  4. Kavanagh, J. (2005). Stress and Performance A Review of the Literature and its Applicability to the Military. RAND CORP SANTA MONICA CA.
  5. Stetz, M. C., Thomas, M. L., Russo, M. B., Stetz, T. A., Wildzunas, R. M., McDonald, J. J., ... & Romano, J. A. (2007). Stress, mental health, and cognition: a brief review of relationships and countermeasures.
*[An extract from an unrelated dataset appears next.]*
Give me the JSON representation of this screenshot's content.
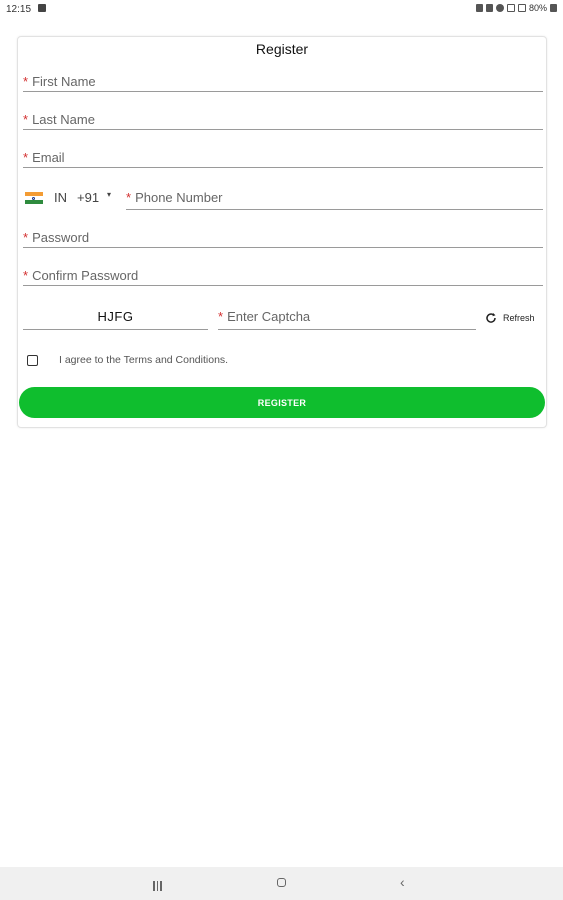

Aviation, space, and environmental medicine, 78(5), B252-B260.
  6. Pallavicini, Federica, et al. "Virtual reality applications for stress management training in the military." Aerospace medicine and human performance 87.12 (2016): 1021-1030.
  7. McGaghie, William C., et al. "A critical review of simulation‐based mastery learning with translational outcomes." Medical Education 48.4 (2014): 375-385.
  8. Vattanavanit, Veerapong, Jarernporn Kawla-ied, and Rungsun Bhurayanontachai. “High-Fidelity Medical Simulation Training Improves Medical Students’ Knowledge and Confidence Levels in Septic Shock Resuscitation.” Open Access Emergency Medicine : OAEM 9 (2017): 1–7. PMC. Web. 6 Nov. 2017.
  9. Lamb, Richard L., Leonard Annetta, and Jonah Firestone. "A meta-analysis with examination of moderators of student cognition, affect, and learning outcomes while using serious educational games, serious games, and simulations." Computers in Human Behavior (2017).
  10. Scalese, Ross J., Vivian T. Obeso, and S. Barry Issenberg. "Simulation technology for skills training and competency assessment in medical education." Journal of general internal medicine 23.1 (2008): 46-49.
  11. Grantcharov, Teodor P., et al. "Randomized clinical trial of virtual reality simulation for laparoscopic skills training." British Journal of Surgery 91.2 (2004): 146-150.